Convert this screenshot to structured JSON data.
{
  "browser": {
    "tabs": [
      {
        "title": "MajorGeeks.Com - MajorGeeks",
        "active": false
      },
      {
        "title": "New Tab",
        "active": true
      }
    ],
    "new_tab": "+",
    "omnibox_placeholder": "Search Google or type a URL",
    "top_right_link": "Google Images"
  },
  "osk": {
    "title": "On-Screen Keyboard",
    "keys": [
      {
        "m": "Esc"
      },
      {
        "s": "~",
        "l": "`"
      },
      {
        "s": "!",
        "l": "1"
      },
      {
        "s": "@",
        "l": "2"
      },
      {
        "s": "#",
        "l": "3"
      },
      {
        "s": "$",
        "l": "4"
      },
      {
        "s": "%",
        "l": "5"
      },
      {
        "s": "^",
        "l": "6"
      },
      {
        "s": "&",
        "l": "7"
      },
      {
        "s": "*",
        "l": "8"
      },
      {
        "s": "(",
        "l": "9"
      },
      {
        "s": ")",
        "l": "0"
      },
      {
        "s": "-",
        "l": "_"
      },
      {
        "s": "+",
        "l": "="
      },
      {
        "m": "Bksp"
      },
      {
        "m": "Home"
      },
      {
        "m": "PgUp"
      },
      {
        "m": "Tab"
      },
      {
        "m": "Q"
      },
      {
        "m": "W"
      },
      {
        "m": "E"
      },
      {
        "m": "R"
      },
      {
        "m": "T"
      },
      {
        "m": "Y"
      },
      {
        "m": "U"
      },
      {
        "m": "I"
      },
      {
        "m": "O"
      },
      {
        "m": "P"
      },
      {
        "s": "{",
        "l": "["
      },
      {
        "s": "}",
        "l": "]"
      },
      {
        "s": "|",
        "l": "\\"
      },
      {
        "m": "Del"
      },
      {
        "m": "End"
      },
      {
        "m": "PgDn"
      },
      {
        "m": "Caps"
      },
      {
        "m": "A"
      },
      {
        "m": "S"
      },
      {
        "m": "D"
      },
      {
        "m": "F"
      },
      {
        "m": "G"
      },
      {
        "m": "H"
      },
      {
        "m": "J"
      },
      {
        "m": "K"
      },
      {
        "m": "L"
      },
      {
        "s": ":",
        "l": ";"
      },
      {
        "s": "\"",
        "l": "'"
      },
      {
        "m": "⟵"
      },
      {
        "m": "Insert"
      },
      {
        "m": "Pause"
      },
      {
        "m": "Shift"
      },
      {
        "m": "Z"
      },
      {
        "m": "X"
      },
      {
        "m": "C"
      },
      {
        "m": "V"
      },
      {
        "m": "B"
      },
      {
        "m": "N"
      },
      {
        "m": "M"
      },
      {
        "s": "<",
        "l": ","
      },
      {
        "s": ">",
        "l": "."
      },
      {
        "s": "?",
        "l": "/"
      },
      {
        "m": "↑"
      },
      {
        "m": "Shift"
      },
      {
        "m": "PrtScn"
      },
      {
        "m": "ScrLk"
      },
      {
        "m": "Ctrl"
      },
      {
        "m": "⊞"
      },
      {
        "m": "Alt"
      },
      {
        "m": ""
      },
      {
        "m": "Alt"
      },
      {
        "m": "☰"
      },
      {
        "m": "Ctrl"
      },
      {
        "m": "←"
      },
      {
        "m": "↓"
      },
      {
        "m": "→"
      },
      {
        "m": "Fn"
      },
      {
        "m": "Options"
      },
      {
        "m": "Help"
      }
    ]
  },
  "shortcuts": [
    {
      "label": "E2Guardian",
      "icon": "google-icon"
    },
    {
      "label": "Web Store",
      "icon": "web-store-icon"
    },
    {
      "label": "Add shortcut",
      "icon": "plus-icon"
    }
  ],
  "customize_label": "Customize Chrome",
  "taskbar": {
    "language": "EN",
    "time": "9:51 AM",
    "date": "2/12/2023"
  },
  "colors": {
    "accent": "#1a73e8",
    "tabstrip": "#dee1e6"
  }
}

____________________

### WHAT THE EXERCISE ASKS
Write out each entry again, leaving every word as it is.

### ANSWER AREA
Convert this screenshot to structured JSON data.
{
  "browser": {
    "tabs": [
      {
        "title": "MajorGeeks.Com - MajorGeeks",
        "active": false
      },
      {
        "title": "New Tab",
        "active": true
      }
    ],
    "new_tab": "+",
    "omnibox_placeholder": "Search Google or type a URL",
    "top_right_link": "Google Images"
  },
  "osk": {
    "title": "On-Screen Keyboard",
    "keys": [
      {
        "m": "Esc"
      },
      {
        "s": "~",
        "l": "`"
      },
      {
        "s": "!",
        "l": "1"
      },
      {
        "s": "@",
        "l": "2"
      },
      {
        "s": "#",
        "l": "3"
      },
      {
        "s": "$",
        "l": "4"
      },
      {
        "s": "%",
        "l": "5"
      },
      {
        "s": "^",
        "l": "6"
      },
      {
        "s": "&",
        "l": "7"
      },
      {
        "s": "*",
        "l": "8"
      },
      {
        "s": "(",
        "l": "9"
      },
      {
        "s": ")",
        "l": "0"
      },
      {
        "s": "-",
        "l": "_"
      },
      {
        "s": "+",
        "l": "="
      },
      {
        "m": "Bksp"
      },
      {
        "m": "Home"
      },
      {
        "m": "PgUp"
      },
      {
        "m": "Tab"
      },
      {
        "m": "Q"
      },
      {
        "m": "W"
      },
      {
        "m": "E"
      },
      {
        "m": "R"
      },
      {
        "m": "T"
      },
      {
        "m": "Y"
      },
      {
        "m": "U"
      },
      {
        "m": "I"
      },
      {
        "m": "O"
      },
      {
        "m": "P"
      },
      {
        "s": "{",
        "l": "["
      },
      {
        "s": "}",
        "l": "]"
      },
      {
        "s": "|",
        "l": "\\"
      },
      {
        "m": "Del"
      },
      {
        "m": "End"
      },
      {
        "m": "PgDn"
      },
      {
        "m": "Caps"
      },
      {
        "m": "A"
      },
      {
        "m": "S"
      },
      {
        "m": "D"
      },
      {
        "m": "F"
      },
      {
        "m": "G"
      },
      {
        "m": "H"
      },
      {
        "m": "J"
      },
      {
        "m": "K"
      },
      {
        "m": "L"
      },
      {
        "s": ":",
        "l": ";"
      },
      {
        "s": "\"",
        "l": "'"
      },
      {
        "m": "⟵"
      },
      {
        "m": "Insert"
      },
      {
        "m": "Pause"
      },
      {
        "m": "Shift"
      },
      {
        "m": "Z"
      },
      {
        "m": "X"
      },
      {
        "m": "C"
      },
      {
        "m": "V"
      },
      {
        "m": "B"
      },
      {
        "m": "N"
      },
      {
        "m": "M"
      },
      {
        "s": "<",
        "l": ","
      },
      {
        "s": ">",
        "l": "."
      },
      {
        "s": "?",
        "l": "/"
      },
      {
        "m": "↑"
      },
      {
        "m": "Shift"
      },
      {
        "m": "PrtScn"
      },
      {
        "m": "ScrLk"
      },
      {
        "m": "Ctrl"
      },
      {
        "m": "⊞"
      },
      {
        "m": "Alt"
      },
      {
        "m": ""
      },
      {
        "m": "Alt"
      },
      {
        "m": "☰"
      },
      {
        "m": "Ctrl"
      },
      {
        "m": "←"
      },
      {
        "m": "↓"
      },
      {
        "m": "→"
      },
      {
        "m": "Fn"
      },
      {
        "m": "Options"
      },
      {
        "m": "Help"
      }
    ]
  },
  "shortcuts": [
    {
      "label": "E2Guardian",
      "icon": "google-icon"
    },
    {
      "label": "Web Store",
      "icon": "web-store-icon"
    },
    {
      "label": "Add shortcut",
      "icon": "plus-icon"
    }
  ],
  "customize_label": "Customize Chrome",
  "taskbar": {
    "language": "EN",
    "time": "9:51 AM",
    "date": "2/12/2023"
  },
  "colors": {
    "accent": "#1a73e8",
    "tabstrip": "#dee1e6"
  }
}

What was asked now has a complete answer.